### TASK GOAL
Where "JSON" appears in a line of the entries below, that line should be copied.

____________________

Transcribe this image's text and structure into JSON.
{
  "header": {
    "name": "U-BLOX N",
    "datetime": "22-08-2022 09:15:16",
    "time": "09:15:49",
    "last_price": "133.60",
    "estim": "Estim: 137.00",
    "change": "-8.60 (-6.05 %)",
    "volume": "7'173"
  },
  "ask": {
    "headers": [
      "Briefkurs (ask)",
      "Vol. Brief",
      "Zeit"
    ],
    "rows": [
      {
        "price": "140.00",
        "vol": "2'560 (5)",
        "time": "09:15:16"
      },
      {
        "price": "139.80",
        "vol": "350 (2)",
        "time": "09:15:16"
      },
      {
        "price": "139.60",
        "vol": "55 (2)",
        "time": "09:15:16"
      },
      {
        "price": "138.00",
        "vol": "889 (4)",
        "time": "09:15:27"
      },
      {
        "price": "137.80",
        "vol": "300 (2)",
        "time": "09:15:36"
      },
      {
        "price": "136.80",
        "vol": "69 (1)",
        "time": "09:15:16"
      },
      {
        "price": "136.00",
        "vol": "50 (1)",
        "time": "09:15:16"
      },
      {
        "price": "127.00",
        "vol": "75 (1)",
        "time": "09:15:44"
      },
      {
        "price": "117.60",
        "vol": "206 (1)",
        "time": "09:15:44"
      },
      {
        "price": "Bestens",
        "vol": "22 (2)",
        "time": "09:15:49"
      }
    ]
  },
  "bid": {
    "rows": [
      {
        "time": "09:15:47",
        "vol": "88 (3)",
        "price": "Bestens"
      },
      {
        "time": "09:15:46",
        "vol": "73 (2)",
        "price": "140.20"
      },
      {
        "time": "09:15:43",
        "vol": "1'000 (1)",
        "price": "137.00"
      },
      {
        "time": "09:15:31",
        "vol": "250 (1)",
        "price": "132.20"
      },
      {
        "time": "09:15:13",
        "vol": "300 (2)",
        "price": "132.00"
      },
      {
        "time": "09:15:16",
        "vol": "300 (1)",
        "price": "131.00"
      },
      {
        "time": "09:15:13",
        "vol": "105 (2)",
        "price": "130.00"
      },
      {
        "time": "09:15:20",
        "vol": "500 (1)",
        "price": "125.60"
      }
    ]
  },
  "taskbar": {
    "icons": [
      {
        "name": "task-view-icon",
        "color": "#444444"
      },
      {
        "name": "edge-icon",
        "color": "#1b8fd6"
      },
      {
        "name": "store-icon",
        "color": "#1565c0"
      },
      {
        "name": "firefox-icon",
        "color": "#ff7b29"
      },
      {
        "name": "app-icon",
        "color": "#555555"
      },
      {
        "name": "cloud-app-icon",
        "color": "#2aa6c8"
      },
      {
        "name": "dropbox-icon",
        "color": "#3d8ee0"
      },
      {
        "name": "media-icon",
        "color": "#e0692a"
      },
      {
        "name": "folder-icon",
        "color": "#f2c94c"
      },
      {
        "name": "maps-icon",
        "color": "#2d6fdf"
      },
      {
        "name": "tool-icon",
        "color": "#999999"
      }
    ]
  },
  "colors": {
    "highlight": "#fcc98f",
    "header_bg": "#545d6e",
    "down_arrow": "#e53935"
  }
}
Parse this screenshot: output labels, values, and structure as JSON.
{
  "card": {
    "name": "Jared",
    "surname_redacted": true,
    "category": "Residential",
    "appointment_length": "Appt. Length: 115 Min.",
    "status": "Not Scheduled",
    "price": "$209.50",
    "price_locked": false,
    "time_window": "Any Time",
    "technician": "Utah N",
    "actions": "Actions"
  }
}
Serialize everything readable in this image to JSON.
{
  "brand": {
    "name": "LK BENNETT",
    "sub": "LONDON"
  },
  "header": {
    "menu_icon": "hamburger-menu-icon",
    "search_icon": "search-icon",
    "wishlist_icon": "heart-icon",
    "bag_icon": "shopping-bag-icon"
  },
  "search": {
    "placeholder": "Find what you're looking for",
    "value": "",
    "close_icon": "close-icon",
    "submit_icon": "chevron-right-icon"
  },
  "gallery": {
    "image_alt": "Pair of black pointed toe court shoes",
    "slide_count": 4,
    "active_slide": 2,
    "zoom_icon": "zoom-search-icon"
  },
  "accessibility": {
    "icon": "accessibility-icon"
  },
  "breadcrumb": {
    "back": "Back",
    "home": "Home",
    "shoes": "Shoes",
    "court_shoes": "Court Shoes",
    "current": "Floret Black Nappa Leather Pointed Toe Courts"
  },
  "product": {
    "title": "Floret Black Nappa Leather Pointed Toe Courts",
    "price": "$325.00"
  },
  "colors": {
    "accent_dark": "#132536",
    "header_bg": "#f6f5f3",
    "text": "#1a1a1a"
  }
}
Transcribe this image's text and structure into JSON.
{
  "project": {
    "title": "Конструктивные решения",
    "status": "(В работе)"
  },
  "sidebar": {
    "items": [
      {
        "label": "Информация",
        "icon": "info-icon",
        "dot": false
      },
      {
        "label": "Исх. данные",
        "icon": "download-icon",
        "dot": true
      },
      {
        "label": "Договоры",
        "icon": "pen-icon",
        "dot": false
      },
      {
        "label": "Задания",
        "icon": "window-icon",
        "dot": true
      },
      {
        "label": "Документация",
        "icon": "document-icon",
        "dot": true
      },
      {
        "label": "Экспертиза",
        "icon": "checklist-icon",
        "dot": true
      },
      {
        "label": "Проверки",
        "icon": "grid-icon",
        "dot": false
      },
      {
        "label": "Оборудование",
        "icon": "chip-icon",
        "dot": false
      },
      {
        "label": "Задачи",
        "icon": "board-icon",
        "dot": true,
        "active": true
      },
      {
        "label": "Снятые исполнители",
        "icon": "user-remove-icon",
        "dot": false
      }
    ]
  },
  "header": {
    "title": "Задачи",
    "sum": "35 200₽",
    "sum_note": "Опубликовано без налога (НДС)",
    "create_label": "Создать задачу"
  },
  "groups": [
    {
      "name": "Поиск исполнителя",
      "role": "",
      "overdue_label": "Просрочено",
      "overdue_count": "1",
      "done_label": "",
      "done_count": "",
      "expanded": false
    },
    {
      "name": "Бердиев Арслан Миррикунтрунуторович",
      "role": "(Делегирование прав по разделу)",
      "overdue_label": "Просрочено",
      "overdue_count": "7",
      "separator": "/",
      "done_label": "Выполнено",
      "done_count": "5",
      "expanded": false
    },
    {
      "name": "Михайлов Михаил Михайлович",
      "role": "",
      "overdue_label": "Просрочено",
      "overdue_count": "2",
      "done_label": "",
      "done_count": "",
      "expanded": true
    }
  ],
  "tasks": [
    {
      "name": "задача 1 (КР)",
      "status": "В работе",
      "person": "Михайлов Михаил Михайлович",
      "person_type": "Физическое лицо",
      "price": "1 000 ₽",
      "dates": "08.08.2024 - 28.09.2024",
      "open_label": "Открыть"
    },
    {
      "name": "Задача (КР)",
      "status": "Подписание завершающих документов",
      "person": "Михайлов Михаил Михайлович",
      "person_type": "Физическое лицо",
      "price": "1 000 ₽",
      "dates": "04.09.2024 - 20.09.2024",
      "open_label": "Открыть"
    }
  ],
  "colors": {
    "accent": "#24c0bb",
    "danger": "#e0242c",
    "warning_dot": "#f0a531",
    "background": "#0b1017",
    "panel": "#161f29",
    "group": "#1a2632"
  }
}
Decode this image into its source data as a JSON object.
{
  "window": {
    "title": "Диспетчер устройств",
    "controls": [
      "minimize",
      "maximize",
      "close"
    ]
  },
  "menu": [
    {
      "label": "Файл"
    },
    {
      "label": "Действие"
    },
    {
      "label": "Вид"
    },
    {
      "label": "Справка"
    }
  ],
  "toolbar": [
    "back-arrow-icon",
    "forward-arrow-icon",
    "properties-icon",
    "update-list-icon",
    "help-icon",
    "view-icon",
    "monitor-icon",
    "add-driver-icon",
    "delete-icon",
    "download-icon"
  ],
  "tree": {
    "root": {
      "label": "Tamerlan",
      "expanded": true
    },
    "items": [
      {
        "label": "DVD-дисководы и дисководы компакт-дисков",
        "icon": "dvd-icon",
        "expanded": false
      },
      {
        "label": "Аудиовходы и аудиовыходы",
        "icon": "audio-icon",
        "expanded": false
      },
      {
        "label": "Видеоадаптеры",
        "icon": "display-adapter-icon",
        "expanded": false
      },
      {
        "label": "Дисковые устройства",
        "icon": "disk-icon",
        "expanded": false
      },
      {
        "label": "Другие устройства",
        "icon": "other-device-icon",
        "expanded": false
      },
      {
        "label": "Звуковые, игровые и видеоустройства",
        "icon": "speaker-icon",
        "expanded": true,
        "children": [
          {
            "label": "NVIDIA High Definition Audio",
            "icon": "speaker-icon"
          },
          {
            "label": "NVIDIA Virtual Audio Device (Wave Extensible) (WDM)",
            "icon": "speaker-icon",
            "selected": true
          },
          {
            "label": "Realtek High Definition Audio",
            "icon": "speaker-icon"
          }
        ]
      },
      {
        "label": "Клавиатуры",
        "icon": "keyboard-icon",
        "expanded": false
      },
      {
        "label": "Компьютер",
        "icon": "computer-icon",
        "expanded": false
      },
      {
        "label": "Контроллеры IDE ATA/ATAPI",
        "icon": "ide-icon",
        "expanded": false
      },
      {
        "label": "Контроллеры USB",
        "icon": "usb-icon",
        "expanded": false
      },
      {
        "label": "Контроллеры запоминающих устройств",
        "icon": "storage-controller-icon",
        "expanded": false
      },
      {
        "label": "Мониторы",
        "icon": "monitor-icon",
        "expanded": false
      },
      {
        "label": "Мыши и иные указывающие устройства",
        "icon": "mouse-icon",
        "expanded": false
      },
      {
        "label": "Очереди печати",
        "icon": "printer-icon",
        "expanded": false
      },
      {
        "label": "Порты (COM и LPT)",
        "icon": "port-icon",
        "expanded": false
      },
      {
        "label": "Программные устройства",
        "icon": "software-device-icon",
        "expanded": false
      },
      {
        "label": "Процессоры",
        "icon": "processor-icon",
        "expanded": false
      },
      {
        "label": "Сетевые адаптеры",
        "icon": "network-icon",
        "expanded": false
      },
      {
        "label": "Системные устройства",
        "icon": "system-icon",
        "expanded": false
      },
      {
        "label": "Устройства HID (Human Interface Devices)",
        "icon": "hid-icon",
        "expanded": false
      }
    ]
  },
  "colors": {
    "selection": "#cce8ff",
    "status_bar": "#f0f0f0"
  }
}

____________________

### ANSWER
Transcribe this image's text and structure into JSON.
Parse this screenshot: output labels, values, and structure as JSON.
Serialize everything readable in this image to JSON.
Transcribe this image's text and structure into JSON.
Decode this image into its source data as a JSON object.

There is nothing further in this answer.